Nederlands vs. Corp, July 2011, Lower Court AWB 08/9105

Nederlands vs. Corp, July 2011, Lower Court AWB 08/9105

X is the holding company of the so-called A-group, which is a recreation company driven. The activities in X was taking out cancellation insurance. Within the group an Irish company was established. Between X and an insurer, that insurer and a reinsurer and the reinsurer and the Irish company several contracts were concluded with regard to the cancellation activities. The court considers that the tax administration has proved that X has let on un-businesslike grounds earnings miss in favor of the Irish company. Click here for translation Nederlands-vs-Corp-July-2011-Lower-Court-Case-nr-AWB-08-9105 ... Continue to full case
Netherlands vs Shoe Corp, June 2007, District Court, Case nr. 05/1352, VSN June 2, 2007

Netherlands vs Shoe Corp, June 2007, District Court, Case nr. 05/1352, VSN June 2, 2007

This case is about a IP sale-and-license-back arrangement. The taxpayer acquired the shares in BV Z (holding). BV Z owns the shares in BV A and BV B (the three BVs form a fiscal unity under the CITA). BV A produces and sells shoes.
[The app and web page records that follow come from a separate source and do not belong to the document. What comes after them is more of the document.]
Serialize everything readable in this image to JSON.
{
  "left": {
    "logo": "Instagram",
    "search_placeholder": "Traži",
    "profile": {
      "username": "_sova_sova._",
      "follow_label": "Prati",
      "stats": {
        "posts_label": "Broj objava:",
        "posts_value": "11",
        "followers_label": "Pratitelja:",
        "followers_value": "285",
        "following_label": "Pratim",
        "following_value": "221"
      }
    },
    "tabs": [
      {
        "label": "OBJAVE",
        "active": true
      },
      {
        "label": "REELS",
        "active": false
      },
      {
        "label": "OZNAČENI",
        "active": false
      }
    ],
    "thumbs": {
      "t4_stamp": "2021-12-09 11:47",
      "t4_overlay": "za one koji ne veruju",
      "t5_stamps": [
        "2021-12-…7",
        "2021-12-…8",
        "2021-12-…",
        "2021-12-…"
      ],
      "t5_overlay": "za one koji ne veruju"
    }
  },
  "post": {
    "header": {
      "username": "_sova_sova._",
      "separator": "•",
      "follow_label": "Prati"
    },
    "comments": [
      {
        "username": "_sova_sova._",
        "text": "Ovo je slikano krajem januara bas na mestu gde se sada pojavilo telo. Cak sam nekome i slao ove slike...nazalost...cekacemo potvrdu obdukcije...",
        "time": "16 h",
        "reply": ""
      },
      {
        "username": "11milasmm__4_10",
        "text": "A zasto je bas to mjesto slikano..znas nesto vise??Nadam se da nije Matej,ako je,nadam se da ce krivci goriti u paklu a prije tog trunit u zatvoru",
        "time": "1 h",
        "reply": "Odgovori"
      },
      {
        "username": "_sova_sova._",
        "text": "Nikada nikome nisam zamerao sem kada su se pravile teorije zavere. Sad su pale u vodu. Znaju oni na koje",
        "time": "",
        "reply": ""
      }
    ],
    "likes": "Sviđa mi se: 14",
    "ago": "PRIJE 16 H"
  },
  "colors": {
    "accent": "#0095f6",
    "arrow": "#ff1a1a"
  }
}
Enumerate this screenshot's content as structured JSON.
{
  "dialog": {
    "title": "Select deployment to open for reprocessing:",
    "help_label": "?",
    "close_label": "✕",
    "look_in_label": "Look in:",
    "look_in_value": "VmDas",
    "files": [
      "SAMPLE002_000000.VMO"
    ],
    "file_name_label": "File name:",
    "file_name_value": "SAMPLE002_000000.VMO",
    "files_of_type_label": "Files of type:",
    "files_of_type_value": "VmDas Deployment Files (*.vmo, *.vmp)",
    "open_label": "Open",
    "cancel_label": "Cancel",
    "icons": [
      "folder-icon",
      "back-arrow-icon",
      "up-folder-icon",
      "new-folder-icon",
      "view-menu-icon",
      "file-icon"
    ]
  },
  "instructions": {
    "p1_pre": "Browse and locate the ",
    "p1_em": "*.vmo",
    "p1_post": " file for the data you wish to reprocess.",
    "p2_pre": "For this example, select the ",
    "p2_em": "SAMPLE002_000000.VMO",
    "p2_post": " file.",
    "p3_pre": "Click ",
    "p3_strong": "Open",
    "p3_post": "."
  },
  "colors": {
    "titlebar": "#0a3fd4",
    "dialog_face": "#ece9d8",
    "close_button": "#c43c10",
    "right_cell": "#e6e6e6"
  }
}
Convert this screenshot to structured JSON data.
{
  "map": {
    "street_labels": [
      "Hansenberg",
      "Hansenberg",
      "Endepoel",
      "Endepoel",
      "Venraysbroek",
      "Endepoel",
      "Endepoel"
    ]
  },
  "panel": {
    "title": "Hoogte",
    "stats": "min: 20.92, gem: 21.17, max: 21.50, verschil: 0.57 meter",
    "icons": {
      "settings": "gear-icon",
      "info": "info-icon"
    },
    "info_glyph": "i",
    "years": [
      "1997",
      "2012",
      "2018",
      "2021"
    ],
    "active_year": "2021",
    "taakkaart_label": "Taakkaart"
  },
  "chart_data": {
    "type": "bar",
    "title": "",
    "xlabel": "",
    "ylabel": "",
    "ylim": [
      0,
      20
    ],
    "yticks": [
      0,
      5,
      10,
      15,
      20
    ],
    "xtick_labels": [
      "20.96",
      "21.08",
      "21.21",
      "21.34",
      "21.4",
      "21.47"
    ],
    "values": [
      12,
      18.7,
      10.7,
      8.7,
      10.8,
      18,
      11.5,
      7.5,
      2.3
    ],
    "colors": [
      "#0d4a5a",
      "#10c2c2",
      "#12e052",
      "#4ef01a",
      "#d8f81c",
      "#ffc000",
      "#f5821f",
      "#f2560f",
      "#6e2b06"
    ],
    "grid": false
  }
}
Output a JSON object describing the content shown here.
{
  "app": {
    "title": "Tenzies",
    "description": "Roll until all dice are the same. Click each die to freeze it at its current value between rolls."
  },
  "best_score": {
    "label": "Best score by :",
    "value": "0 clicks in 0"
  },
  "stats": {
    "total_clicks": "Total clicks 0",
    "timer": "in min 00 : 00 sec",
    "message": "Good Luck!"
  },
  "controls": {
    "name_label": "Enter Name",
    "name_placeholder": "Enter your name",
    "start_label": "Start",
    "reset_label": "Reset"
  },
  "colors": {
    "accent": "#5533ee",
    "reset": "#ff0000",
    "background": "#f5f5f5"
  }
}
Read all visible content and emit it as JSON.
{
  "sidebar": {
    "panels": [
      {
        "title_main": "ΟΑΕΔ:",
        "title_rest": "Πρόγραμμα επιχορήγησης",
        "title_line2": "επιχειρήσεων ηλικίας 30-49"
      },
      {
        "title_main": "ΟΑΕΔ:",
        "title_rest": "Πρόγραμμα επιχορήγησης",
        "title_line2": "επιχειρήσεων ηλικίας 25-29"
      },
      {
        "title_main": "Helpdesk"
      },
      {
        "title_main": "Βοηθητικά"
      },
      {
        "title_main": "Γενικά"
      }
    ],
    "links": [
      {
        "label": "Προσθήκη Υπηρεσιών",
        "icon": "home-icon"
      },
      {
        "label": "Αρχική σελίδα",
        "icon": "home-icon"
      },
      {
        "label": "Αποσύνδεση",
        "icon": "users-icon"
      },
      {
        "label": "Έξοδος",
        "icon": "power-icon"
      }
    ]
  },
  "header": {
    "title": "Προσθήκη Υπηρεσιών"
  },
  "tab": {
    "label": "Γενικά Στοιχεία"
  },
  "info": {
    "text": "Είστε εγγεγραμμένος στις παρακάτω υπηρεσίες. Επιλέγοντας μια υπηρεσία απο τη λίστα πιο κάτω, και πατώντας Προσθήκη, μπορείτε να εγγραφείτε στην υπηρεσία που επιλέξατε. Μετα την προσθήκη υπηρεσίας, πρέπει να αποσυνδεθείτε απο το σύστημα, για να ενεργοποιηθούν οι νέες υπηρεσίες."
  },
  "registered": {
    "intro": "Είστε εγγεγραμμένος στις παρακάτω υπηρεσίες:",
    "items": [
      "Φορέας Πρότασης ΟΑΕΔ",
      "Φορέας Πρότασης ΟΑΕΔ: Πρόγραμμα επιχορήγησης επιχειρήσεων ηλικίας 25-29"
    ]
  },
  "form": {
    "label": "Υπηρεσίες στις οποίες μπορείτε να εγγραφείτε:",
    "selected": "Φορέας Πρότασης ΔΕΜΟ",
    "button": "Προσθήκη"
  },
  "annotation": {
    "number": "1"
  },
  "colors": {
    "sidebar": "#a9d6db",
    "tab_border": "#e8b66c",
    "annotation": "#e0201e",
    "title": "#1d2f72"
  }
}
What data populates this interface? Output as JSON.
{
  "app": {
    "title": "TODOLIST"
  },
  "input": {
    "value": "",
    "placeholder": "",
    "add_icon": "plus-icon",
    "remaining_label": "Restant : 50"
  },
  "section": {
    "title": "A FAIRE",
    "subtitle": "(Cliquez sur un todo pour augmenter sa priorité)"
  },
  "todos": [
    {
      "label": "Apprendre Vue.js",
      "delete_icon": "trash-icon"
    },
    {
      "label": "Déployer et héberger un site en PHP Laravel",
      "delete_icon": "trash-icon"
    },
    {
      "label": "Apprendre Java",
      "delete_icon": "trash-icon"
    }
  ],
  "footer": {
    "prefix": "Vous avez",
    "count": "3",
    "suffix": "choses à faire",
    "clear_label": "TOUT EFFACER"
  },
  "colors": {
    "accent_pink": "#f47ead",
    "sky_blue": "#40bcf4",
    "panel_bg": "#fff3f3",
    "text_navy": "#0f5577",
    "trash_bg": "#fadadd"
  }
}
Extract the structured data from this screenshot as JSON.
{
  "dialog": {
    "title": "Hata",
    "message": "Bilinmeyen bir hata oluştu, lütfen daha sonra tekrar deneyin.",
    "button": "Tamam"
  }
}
In 1993, under a self-proclaimed protection clause, BV A sells the trademark of the shoes to BV C, which is also part of the fiscal unity. The protection clause was supposedly intended to protect the trademark in case of default of BV A. Taxpayer had created BV C prior to the sale of the trademark. In 1994, the taxpayer entered into a licensing agreement with BV C: the taxpayer pays NLG 2 to BV C per pair of shoes sold. Next, BV C is then moved to the Netherlands Antilles, which results in the end of the fiscal unity as of January 1, 1994. The roundtrip arrangement, the sale of an intangible and the subsequent payment of ... Continue to full case
Belgium vs SA Etablissements Brepols, June 1961, Court Cassation,

Belgium vs SA Etablissements Brepols, June 1961, Court Cassation,

SA Etablissements Brepols, which had a profitable commercial activity in Belgium, transferred its entire activity to an new company, the SA Usines Brepols. At the same time, a loan was granted to the new company. The interest charge on that loan was so high that almost all of the profits of SA Usines Brepols were used to finance the loan and therefore no taxes were paid. However, S.A. Etablissements Brepols was taxed on the interest received, which at the time was at a reduced rate in Belgium. The tax administration considered that the taxpayer had only entered into the transactions for the main purpose of reducing the tax burden and disallowed the reduced taxation. The Court of Appeal agreed and held that the agreements concluded between the parties constituted evasion of the law. The Belgian Supreme court overturned the decision in its judgment of 6 June 1961 and stated the following: “There is no simulation prohibited in the field of ... Continue to full case